Gerry Adams rejoins the debate on disputed parades
Twenty-four hours after loyalist leader Jackie McDonald urged Orangemen to walk away from the Drumcree dispute, Gerry Adams has again entered the marching debate.
In his weekly blog for the Belfast Media Group, the Sinn Fein president warned that society “cannot afford the negative and unsustainable political, financial and social costs from parading disputes”.
Both McDonald and Adams have said there should be no march on the Garvaghy Road in Portadown without the consent of local residents.
Their comments come as a Stormont working group gets ready to report on “a new and improved framework” to rule on parades.
“There are over three thousand Orange marches in the north every year,” Adams writes.
“Generally speaking they pass off without any great fuss, not least because of the tolerance of everybody else.

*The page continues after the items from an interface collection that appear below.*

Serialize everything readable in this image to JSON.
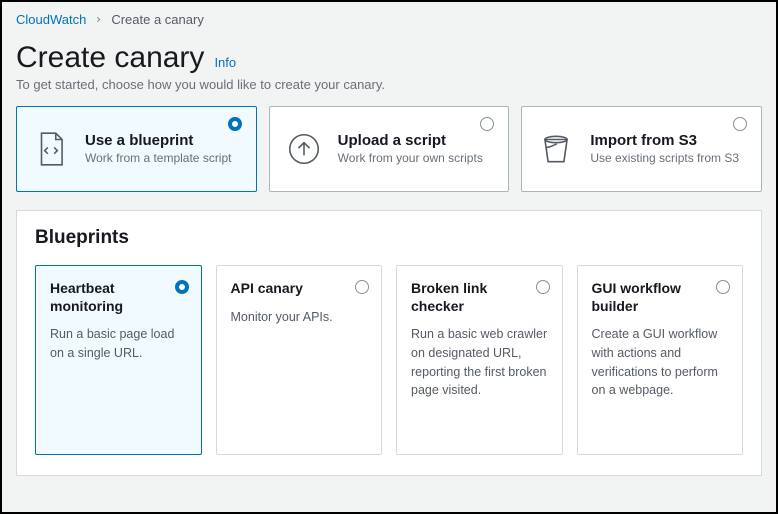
{
  "breadcrumbs": {
    "root": "CloudWatch",
    "current": "Create a canary"
  },
  "header": {
    "title": "Create canary",
    "info_label": "Info",
    "subtitle": "To get started, choose how you would like to create your canary."
  },
  "methods": [
    {
      "id": "blueprint",
      "title": "Use a blueprint",
      "desc": "Work from a template script",
      "selected": true
    },
    {
      "id": "upload",
      "title": "Upload a script",
      "desc": "Work from your own scripts",
      "selected": false
    },
    {
      "id": "s3",
      "title": "Import from S3",
      "desc": "Use existing scripts from S3",
      "selected": false
    }
  ],
  "blueprints": {
    "heading": "Blueprints",
    "items": [
      {
        "id": "heartbeat",
        "title": "Heartbeat monitoring",
        "desc": "Run a basic page load on a single URL.",
        "selected": true
      },
      {
        "id": "api",
        "title": "API canary",
        "desc": "Monitor your APIs.",
        "selected": false
      },
      {
        "id": "broken-link",
        "title": "Broken link checker",
        "desc": "Run a basic web crawler on designated URL, reporting the first broken page visited.",
        "selected": false
      },
      {
        "id": "gui-workflow",
        "title": "GUI workflow builder",
        "desc": "Create a GUI workflow with actions and verifications to perform on a webpage.",
        "selected": false
      }
    ]
  },
  "colors": {
    "accent": "#0073bb",
    "selected_fill": "#f1faff",
    "text_muted": "#687078"
  }
}
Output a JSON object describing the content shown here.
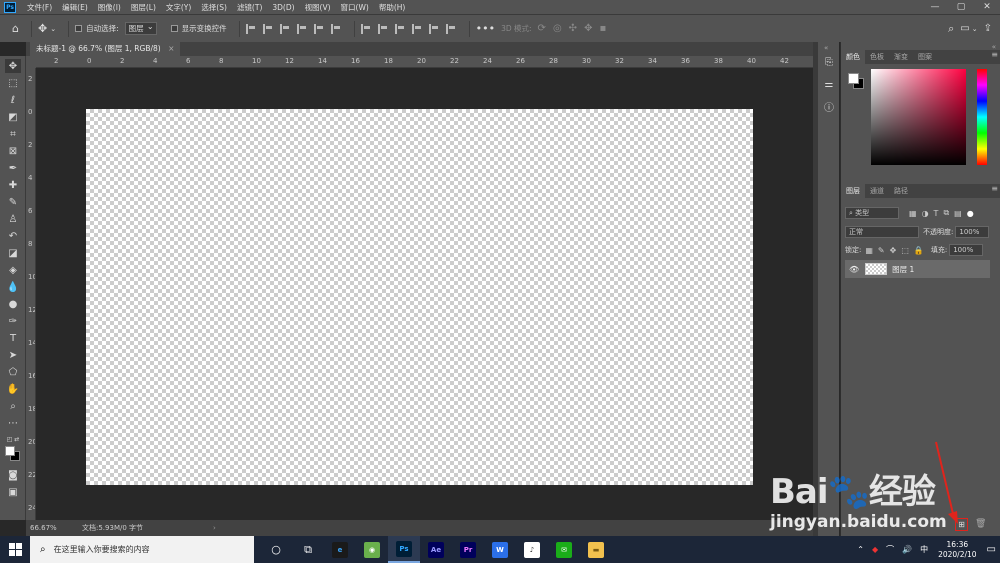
{
  "app": {
    "logo": "Ps",
    "menu": [
      "文件(F)",
      "编辑(E)",
      "图像(I)",
      "图层(L)",
      "文字(Y)",
      "选择(S)",
      "滤镜(T)",
      "3D(D)",
      "视图(V)",
      "窗口(W)",
      "帮助(H)"
    ],
    "window_controls": [
      "—",
      "▢",
      "✕"
    ]
  },
  "options": {
    "auto_select_label": "自动选择:",
    "auto_select_value": "图层",
    "transform_label": "显示变换控件",
    "mode3d_label": "3D 模式:"
  },
  "document": {
    "tab_title": "未标题-1 @ 66.7% (图层 1, RGB/8)",
    "tab_close": "×",
    "zoom": "66.67%",
    "doc_info": "文档:5.93M/0 字节",
    "status_arrow": "›"
  },
  "rulers": {
    "top": [
      "2",
      "0",
      "2",
      "4",
      "6",
      "8",
      "10",
      "12",
      "14",
      "16",
      "18",
      "20",
      "22",
      "24",
      "26",
      "28",
      "30",
      "32",
      "34",
      "36",
      "38",
      "40",
      "42"
    ],
    "left": [
      "2",
      "0",
      "2",
      "4",
      "6",
      "8",
      "10",
      "12",
      "14",
      "16",
      "18",
      "20",
      "22",
      "24"
    ]
  },
  "panels": {
    "color_tabs": [
      "颜色",
      "色板",
      "渐变",
      "图案"
    ],
    "layer_tabs": [
      "图层",
      "通道",
      "路径"
    ],
    "menu_icon": "≡",
    "filter_kind": "类型",
    "blend_mode": "正常",
    "opacity_label": "不透明度:",
    "opacity_value": "100%",
    "lock_label": "锁定:",
    "fill_label": "填充:",
    "fill_value": "100%",
    "layer_name": "图层 1"
  },
  "taskbar": {
    "search_placeholder": "在这里输入你要搜索的内容",
    "apps": [
      {
        "label": "e",
        "bg": "#1a1a1a",
        "fg": "#3aa0f0"
      },
      {
        "label": "◉",
        "bg": "#6ab04c",
        "fg": "#ffffff"
      },
      {
        "label": "Ps",
        "bg": "#001e36",
        "fg": "#31a8ff"
      },
      {
        "label": "Ae",
        "bg": "#00005b",
        "fg": "#9999ff"
      },
      {
        "label": "Pr",
        "bg": "#00005b",
        "fg": "#ea77ff"
      },
      {
        "label": "W",
        "bg": "#2b6fe8",
        "fg": "#ffffff"
      },
      {
        "label": "♪",
        "bg": "#ffffff",
        "fg": "#333333"
      },
      {
        "label": "✉",
        "bg": "#1aad19",
        "fg": "#ffffff"
      },
      {
        "label": "▬",
        "bg": "#f2c14e",
        "fg": "#7a5a10"
      }
    ],
    "ime": "中",
    "time": "16:36",
    "date": "2020/2/10"
  },
  "watermark": {
    "logo": "Bai🐾经验",
    "url": "jingyan.baidu.com"
  },
  "colors": {
    "accent_red": "#e0241c",
    "ps_blue": "#31a8ff"
  }
}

There are a small number of contentious parades which for years caused considerable difficulties.
“One of the big problems incidentally touched on by a loyalist leader Jackie McDonald this week is that the Orange would march into an area where they were unwelcome and leave everybody else to deal with the consequences in the weeks and months afterwards.”
In an interview with this newspaper yesterday, UDA brigadier McDonald attacked “triumphalism” linked to marches, and also criticised Sinn Fein’s involvement with protests, saying that had “polluted” the atmosphere.
In his blog, Adams writes: “That the lid was generally kept on some of these areas is down to local residents and Sinn Fein representatives.
“But there has also been good steady work done by others on the unionist side, including sensible people in loyalist and community organisations.
“Irrespective of the differences between us there is clearly a need to focus on how to resolve the remaining handful of contentious parades in a spirit of mutual respect.”
In Portadown and on the lower Ormeau Road in Belfast, McDonald believes that should involve Orangemen walking away.
Adams says the challenge is “to go beyond settling contentious parades”. “We need to build a new relationship of tolerance and respect,” he writes.